[Page and application data records]
_ _ _ _

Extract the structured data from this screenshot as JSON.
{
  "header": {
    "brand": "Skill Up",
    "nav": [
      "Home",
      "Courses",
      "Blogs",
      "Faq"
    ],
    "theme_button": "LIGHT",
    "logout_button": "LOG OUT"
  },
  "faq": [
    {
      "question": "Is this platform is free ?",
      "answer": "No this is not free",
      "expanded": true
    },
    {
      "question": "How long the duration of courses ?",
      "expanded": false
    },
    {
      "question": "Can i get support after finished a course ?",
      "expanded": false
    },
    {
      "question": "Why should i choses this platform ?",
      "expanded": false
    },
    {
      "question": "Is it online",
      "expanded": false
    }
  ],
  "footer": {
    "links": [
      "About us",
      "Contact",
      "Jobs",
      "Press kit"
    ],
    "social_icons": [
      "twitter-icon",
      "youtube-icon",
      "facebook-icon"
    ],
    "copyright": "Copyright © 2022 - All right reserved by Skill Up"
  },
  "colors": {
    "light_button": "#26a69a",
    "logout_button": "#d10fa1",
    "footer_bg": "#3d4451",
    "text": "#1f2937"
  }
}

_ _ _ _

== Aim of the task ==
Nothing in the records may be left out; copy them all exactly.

== Finished task ==
Extract the structured data from this screenshot as JSON.
{
  "header": {
    "brand": "Skill Up",
    "nav": [
      "Home",
      "Courses",
      "Blogs",
      "Faq"
    ],
    "theme_button": "LIGHT",
    "logout_button": "LOG OUT"
  },
  "faq": [
    {
      "question": "Is this platform is free ?",
      "answer": "No this is not free",
      "expanded": true
    },
    {
      "question": "How long the duration of courses ?",
      "expanded": false
    },
    {
      "question": "Can i get support after finished a course ?",
      "expanded": false
    },
    {
      "question": "Why should i choses this platform ?",
      "expanded": false
    },
    {
      "question": "Is it online",
      "expanded": false
    }
  ],
  "footer": {
    "links": [
      "About us",
      "Contact",
      "Jobs",
      "Press kit"
    ],
    "social_icons": [
      "twitter-icon",
      "youtube-icon",
      "facebook-icon"
    ],
    "copyright": "Copyright © 2022 - All right reserved by Skill Up"
  },
  "colors": {
    "light_button": "#26a69a",
    "logout_button": "#d10fa1",
    "footer_bg": "#3d4451",
    "text": "#1f2937"
  }
}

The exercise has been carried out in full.